It’s For the Birds
If you’re a current subscriber, log in below. If you would like to subscribe, please click the subscribe tab above.
Username and Password Help
By Sandra Ebeling
Hello from Pine Ridge.
The corn is turning super fast and beans are not far behind them.
Time to say goodbye to the precious summer flowers and give way to orange colored leaves, beautiful mums, and wine colored berries appearing in the timber.
These bring to mind fall bon fires and enjoyable crisp fall mornings, and evenings.
Do all of you enjoy hearing the Bob White Quail call and watching them run ahead of you with their little ones following behind? I love it.
It reminds me of being raised in a family of bird hunters and bird dogs. We always had quail fried and quail gravy, yum. So delicious. I will always remember my father hunting with my uncle and brother, and that we always had bird dogs. I’m sure all of you have fond memories of that, too.
Bobwhite have a rich history in Missouri.
Prior to huntable deer and turkey populations the quail was kind back in the sixties. Bobwhites can still be found around the state if you know where to look.
I have at least two covies here in the pine ridge trails, and watch them with their new ones in the spring and summmer.
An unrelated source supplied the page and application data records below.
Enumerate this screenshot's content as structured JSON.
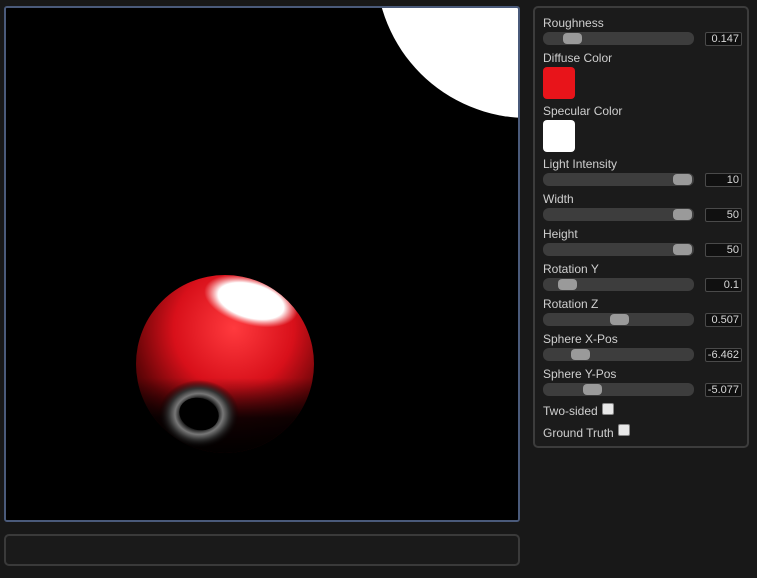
{
  "controls": {
    "roughness": {
      "label": "Roughness",
      "value": "0.147",
      "fraction": 0.14
    },
    "diffuse": {
      "label": "Diffuse Color",
      "color": "#e8141a"
    },
    "specular": {
      "label": "Specular Color",
      "color": "#ffffff"
    },
    "light_intensity": {
      "label": "Light Intensity",
      "value": "10",
      "fraction": 1.0
    },
    "width": {
      "label": "Width",
      "value": "50",
      "fraction": 1.0
    },
    "height": {
      "label": "Height",
      "value": "50",
      "fraction": 1.0
    },
    "rotation_y": {
      "label": "Rotation Y",
      "value": "0.1",
      "fraction": 0.1
    },
    "rotation_z": {
      "label": "Rotation Z",
      "value": "0.507",
      "fraction": 0.51
    },
    "sphere_x": {
      "label": "Sphere X-Pos",
      "value": "-6.462",
      "fraction": 0.2
    },
    "sphere_y": {
      "label": "Sphere Y-Pos",
      "value": "-5.077",
      "fraction": 0.3
    },
    "two_sided": {
      "label": "Two-sided",
      "checked": false
    },
    "ground_truth": {
      "label": "Ground Truth",
      "checked": false
    }
  },
  "status": {
    "text": ""
  }
}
We don’t take our CRP down each year, so they have plenty of undergrowth for protection. The quail buffers have also helped.
If you have land and the opportunity, you can seek out ways to help maintain or help the quail population. The quail buffers are made of a high concentration of Forbes and soil season grasses and they are a great method of enjoying some wild flowers too.
If you use the CRP practice and buffers, you will not only increase Bobwhite quail, but also enhance the Monarch population. Songbirds, and other wildlife enjoy the grasslands and wildflowers as well. With this note, you will want to be heavy feeding those hummingbirds from now until the end of the month, as they will need this fuel to head south here very soon. Enjoy them while you can.
Until next time, good birdwatching.
Hello to the Ebelings in rural Clark County, who are avid readers of my column weekly.